* Exercise *
Among the entries, which lines carry the string "Justin"? Copy every one.

[Element data from apps and pages]
****************
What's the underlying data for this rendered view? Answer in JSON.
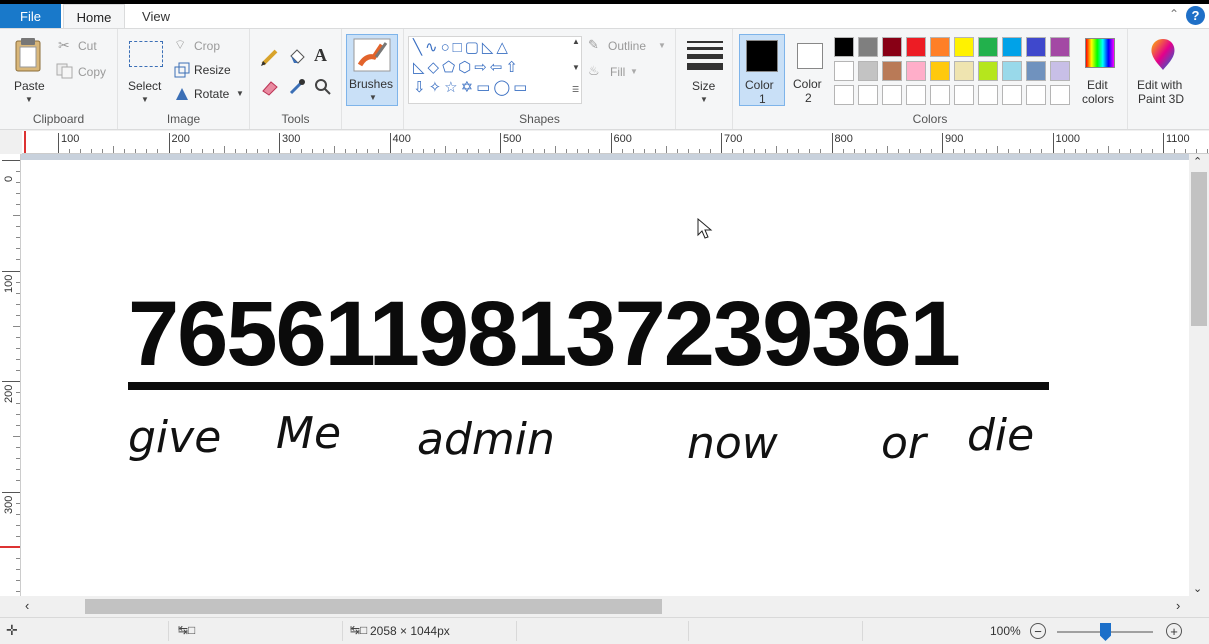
{
  "tabs": {
    "file": "File",
    "home": "Home",
    "view": "View"
  },
  "clipboard": {
    "paste": "Paste",
    "cut": "Cut",
    "copy": "Copy",
    "label": "Clipboard"
  },
  "image": {
    "select": "Select",
    "crop": "Crop",
    "resize": "Resize",
    "rotate": "Rotate",
    "label": "Image"
  },
  "tools": {
    "label": "Tools"
  },
  "brushes": {
    "label": "Brushes"
  },
  "shapes": {
    "outline": "Outline",
    "fill": "Fill",
    "label": "Shapes"
  },
  "size": {
    "label": "Size"
  },
  "colors": {
    "color1": "Color",
    "color1_num": "1",
    "color2": "Color",
    "color2_num": "2",
    "edit_colors_1": "Edit",
    "edit_colors_2": "colors",
    "edit_paint3d_1": "Edit with",
    "edit_paint3d_2": "Paint 3D",
    "label": "Colors",
    "color1_value": "#000000",
    "color2_value": "#ffffff",
    "palette_row1": [
      "#000000",
      "#7f7f7f",
      "#880015",
      "#ed1c24",
      "#ff7f27",
      "#fff200",
      "#22b14c",
      "#00a2e8",
      "#3f48cc",
      "#a349a4"
    ],
    "palette_row2": [
      "#ffffff",
      "#c3c3c3",
      "#b97a57",
      "#ffaec9",
      "#ffc90e",
      "#efe4b0",
      "#b5e61d",
      "#99d9ea",
      "#7092be",
      "#c8bfe7"
    ],
    "palette_row3": [
      "#ffffff",
      "#ffffff",
      "#ffffff",
      "#ffffff",
      "#ffffff",
      "#ffffff",
      "#ffffff",
      "#ffffff",
      "#ffffff",
      "#ffffff"
    ]
  },
  "ruler": {
    "top": [
      "100",
      "200",
      "300",
      "400",
      "500",
      "600",
      "700",
      "800",
      "900",
      "1000",
      "1100"
    ],
    "left": [
      "0",
      "100",
      "200",
      "300"
    ]
  },
  "canvas": {
    "number": "76561198137239361",
    "hand_words": [
      "give",
      "Me",
      "admin",
      "now",
      "or",
      "die"
    ]
  },
  "status": {
    "dimensions": "2058 × 1044px",
    "zoom": "100%"
  }
}
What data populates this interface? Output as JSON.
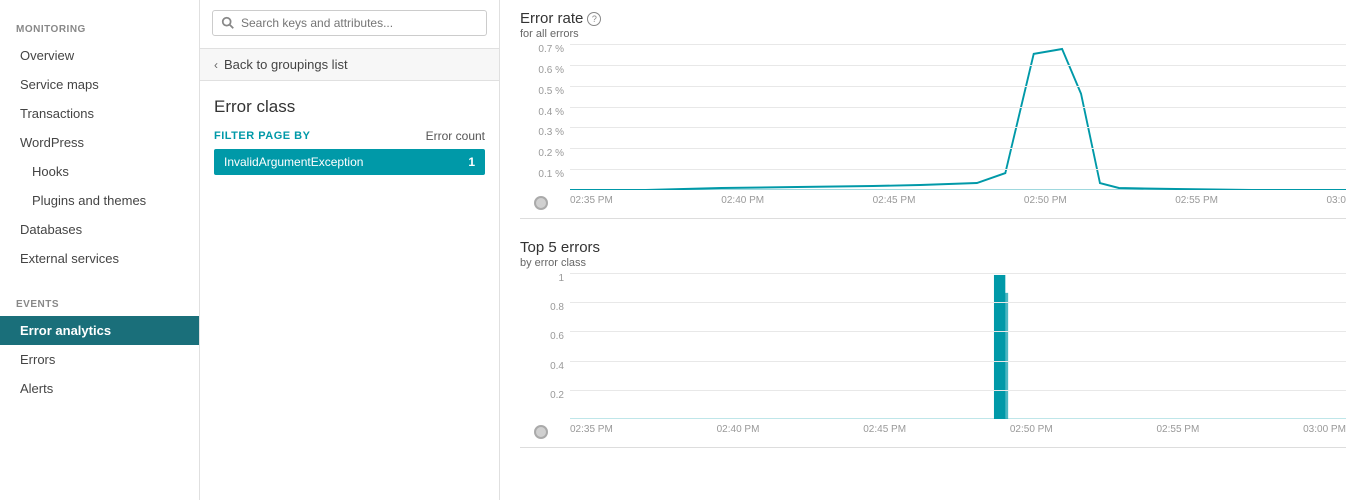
{
  "sidebar": {
    "monitoring_label": "MONITORING",
    "events_label": "EVENTS",
    "items_monitoring": [
      {
        "label": "Overview",
        "active": false,
        "sub": false,
        "name": "overview"
      },
      {
        "label": "Service maps",
        "active": false,
        "sub": false,
        "name": "service-maps"
      },
      {
        "label": "Transactions",
        "active": false,
        "sub": false,
        "name": "transactions"
      },
      {
        "label": "WordPress",
        "active": false,
        "sub": false,
        "name": "wordpress"
      },
      {
        "label": "Hooks",
        "active": false,
        "sub": true,
        "name": "hooks"
      },
      {
        "label": "Plugins and themes",
        "active": false,
        "sub": true,
        "name": "plugins-and-themes"
      },
      {
        "label": "Databases",
        "active": false,
        "sub": false,
        "name": "databases"
      },
      {
        "label": "External services",
        "active": false,
        "sub": false,
        "name": "external-services"
      }
    ],
    "items_events": [
      {
        "label": "Error analytics",
        "active": true,
        "sub": false,
        "name": "error-analytics"
      },
      {
        "label": "Errors",
        "active": false,
        "sub": false,
        "name": "errors"
      },
      {
        "label": "Alerts",
        "active": false,
        "sub": false,
        "name": "alerts"
      }
    ]
  },
  "middle": {
    "search_placeholder": "Search keys and attributes...",
    "back_label": "Back to groupings list",
    "error_class_title": "Error class",
    "filter_label": "FILTER PAGE BY",
    "error_count_label": "Error count",
    "filter_item": "InvalidArgumentException",
    "filter_count": "1"
  },
  "charts": {
    "error_rate": {
      "title": "Error rate",
      "subtitle": "for all errors",
      "help": "?",
      "y_labels": [
        "0.7 %",
        "0.6 %",
        "0.5 %",
        "0.4 %",
        "0.3 %",
        "0.2 %",
        "0.1 %",
        ""
      ],
      "x_labels": [
        "02:35 PM",
        "02:40 PM",
        "02:45 PM",
        "02:50 PM",
        "02:55 PM",
        "03:0"
      ]
    },
    "top5": {
      "title": "Top 5 errors",
      "subtitle": "by error class",
      "y_labels": [
        "1",
        "0.8",
        "0.6",
        "0.4",
        "0.2",
        ""
      ],
      "x_labels": [
        "02:35 PM",
        "02:40 PM",
        "02:45 PM",
        "02:50 PM",
        "02:55 PM",
        "03:00 PM"
      ]
    }
  },
  "colors": {
    "accent": "#0099a8",
    "active_sidebar": "#1a6f7a"
  }
}
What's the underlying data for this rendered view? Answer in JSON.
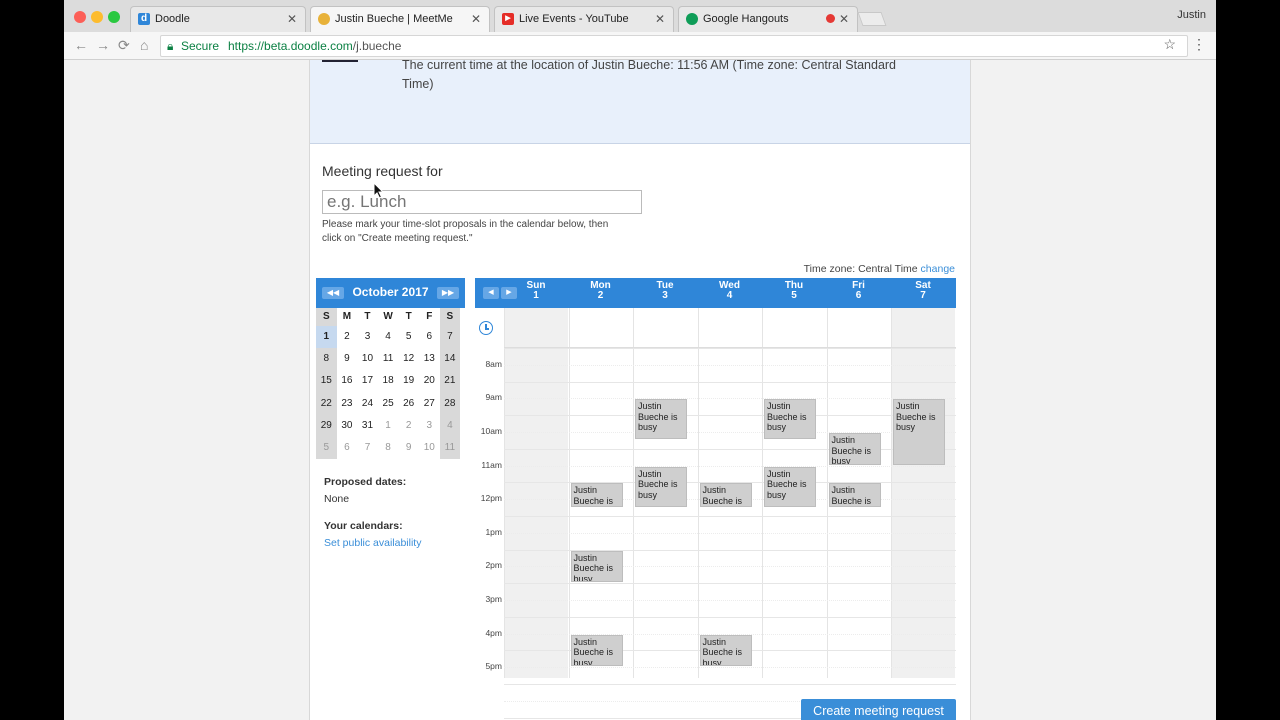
{
  "browser": {
    "tabs": [
      {
        "title": "Doodle",
        "favicon": "d"
      },
      {
        "title": "Justin Bueche | MeetMe",
        "favicon": ""
      },
      {
        "title": "Live Events - YouTube",
        "favicon": "▶"
      },
      {
        "title": "Google Hangouts",
        "favicon": ""
      }
    ],
    "profile_name": "Justin",
    "secure_label": "Secure",
    "url_host": "https://beta.doodle.com",
    "url_path": "/j.bueche"
  },
  "info": {
    "current_time_text": "The current time at the location of Justin Bueche: 11:56 AM (Time zone: Central Standard Time)"
  },
  "request": {
    "label": "Meeting request for",
    "placeholder": "e.g. Lunch",
    "help": "Please mark your time-slot proposals in the calendar below, then click on \"Create meeting request.\"",
    "timezone_label": "Time zone: Central Time",
    "timezone_change": "change"
  },
  "mini_calendar": {
    "title": "October 2017",
    "dows": [
      "S",
      "M",
      "T",
      "W",
      "T",
      "F",
      "S"
    ],
    "weeks": [
      [
        "1",
        "2",
        "3",
        "4",
        "5",
        "6",
        "7"
      ],
      [
        "8",
        "9",
        "10",
        "11",
        "12",
        "13",
        "14"
      ],
      [
        "15",
        "16",
        "17",
        "18",
        "19",
        "20",
        "21"
      ],
      [
        "22",
        "23",
        "24",
        "25",
        "26",
        "27",
        "28"
      ],
      [
        "29",
        "30",
        "31",
        "1",
        "2",
        "3",
        "4"
      ],
      [
        "5",
        "6",
        "7",
        "8",
        "9",
        "10",
        "11"
      ]
    ]
  },
  "sidebar": {
    "proposed_heading": "Proposed dates:",
    "proposed_value": "None",
    "calendars_heading": "Your calendars:",
    "calendars_link": "Set public availability"
  },
  "week": {
    "days": [
      {
        "name": "Sun",
        "date": "1"
      },
      {
        "name": "Mon",
        "date": "2"
      },
      {
        "name": "Tue",
        "date": "3"
      },
      {
        "name": "Wed",
        "date": "4"
      },
      {
        "name": "Thu",
        "date": "5"
      },
      {
        "name": "Fri",
        "date": "6"
      },
      {
        "name": "Sat",
        "date": "7"
      }
    ],
    "hours": [
      "8am",
      "9am",
      "10am",
      "11am",
      "12pm",
      "1pm",
      "2pm",
      "3pm",
      "4pm",
      "5pm"
    ],
    "busy_text": "Justin Bueche is busy",
    "busy_blocks": [
      {
        "day": 2,
        "start": 9.0,
        "end": 10.25
      },
      {
        "day": 4,
        "start": 9.0,
        "end": 10.25
      },
      {
        "day": 6,
        "start": 9.0,
        "end": 11.0
      },
      {
        "day": 5,
        "start": 10.0,
        "end": 11.0
      },
      {
        "day": 2,
        "start": 11.0,
        "end": 12.25
      },
      {
        "day": 4,
        "start": 11.0,
        "end": 12.25
      },
      {
        "day": 1,
        "start": 11.5,
        "end": 12.25
      },
      {
        "day": 3,
        "start": 11.5,
        "end": 12.25
      },
      {
        "day": 5,
        "start": 11.5,
        "end": 12.25
      },
      {
        "day": 1,
        "start": 13.5,
        "end": 14.5
      },
      {
        "day": 1,
        "start": 16.0,
        "end": 17.0
      },
      {
        "day": 3,
        "start": 16.0,
        "end": 17.0
      }
    ]
  },
  "actions": {
    "create_label": "Create meeting request"
  },
  "colors": {
    "accent": "#2f86d8",
    "link": "#3a8ed8",
    "busy": "#cfcfcf"
  }
}
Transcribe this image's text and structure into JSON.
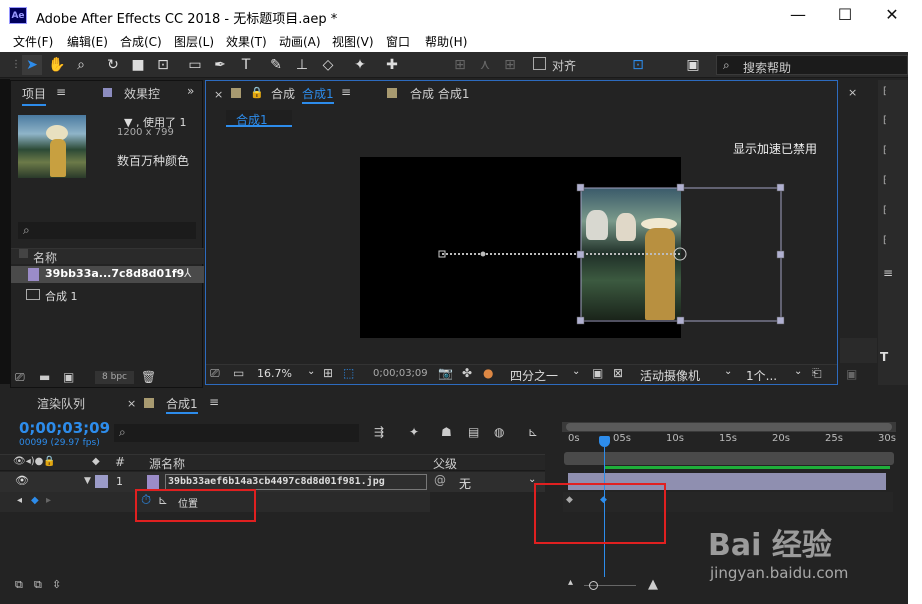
{
  "window": {
    "app_icon": "Ae",
    "title": "Adobe After Effects CC 2018 - 无标题项目.aep *"
  },
  "menu": [
    "文件(F)",
    "编辑(E)",
    "合成(C)",
    "图层(L)",
    "效果(T)",
    "动画(A)",
    "视图(V)",
    "窗口",
    "帮助(H)"
  ],
  "toolbar": {
    "snap_label": "对齐",
    "search_placeholder": "搜索帮助"
  },
  "project": {
    "tab_project": "项目",
    "tab_effects": "效果控",
    "item_meta": "▼ , 使用了 1",
    "item_size": "1200 x 799",
    "item_color": "数百万种颜色",
    "column_name": "名称",
    "items": [
      {
        "name": "39bb33a...7c8d8d01f9"
      },
      {
        "name": "合成 1"
      }
    ],
    "bpc": "8 bpc"
  },
  "viewer": {
    "tab_label": "合成",
    "tab_comp": "合成1",
    "tab2": "合成 合成1",
    "breadcrumb": "合成1",
    "accel_msg": "显示加速已禁用",
    "zoom": "16.7%",
    "timecode": "0;00;03;09",
    "resolution": "四分之一",
    "camera": "活动摄像机",
    "views": "1个..."
  },
  "timeline": {
    "tab_render": "渲染队列",
    "tab_comp": "合成1",
    "timecode": "0;00;03;09",
    "frame_info": "00099 (29.97 fps)",
    "col_num": "#",
    "col_source": "源名称",
    "col_parent": "父级",
    "layer_index": "1",
    "layer_name": "39bb33aef6b14a3cb4497c8d8d01f981.jpg",
    "parent_value": "无",
    "property": "位置",
    "ruler": [
      "0s",
      "05s",
      "10s",
      "15s",
      "20s",
      "25s",
      "30s"
    ],
    "playhead_fraction": 0.11
  },
  "watermark": {
    "text": "Bai  经验",
    "url": "jingyan.baidu.com"
  },
  "colors": {
    "accent": "#2d8ceb",
    "highlight_box": "#e02020",
    "layer_bar": "#8f8fb0",
    "green_bar": "#1fae3a"
  }
}
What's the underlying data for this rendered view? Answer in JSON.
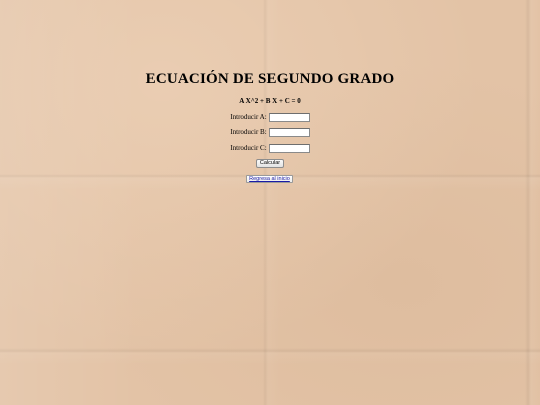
{
  "page": {
    "title": "ECUACIÓN DE SEGUNDO GRADO",
    "equation": "A X^2 + B X + C = 0"
  },
  "form": {
    "fields": [
      {
        "label": "Introducir A:",
        "value": ""
      },
      {
        "label": "Introducir B:",
        "value": ""
      },
      {
        "label": "Introducir C:",
        "value": ""
      }
    ],
    "submit_label": "Calcular"
  },
  "nav": {
    "back_label": "Regresa al inicio"
  }
}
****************
* Answer to the problem *
        "title": "Justin Bueche | MeetMe",
    "profile_name": "Justin",
    "current_time_text": "The current time at the location of Justin Bueche: 11:56 AM (Time zone: Central Standard Time)"
    "busy_text": "Justin Bueche is busy",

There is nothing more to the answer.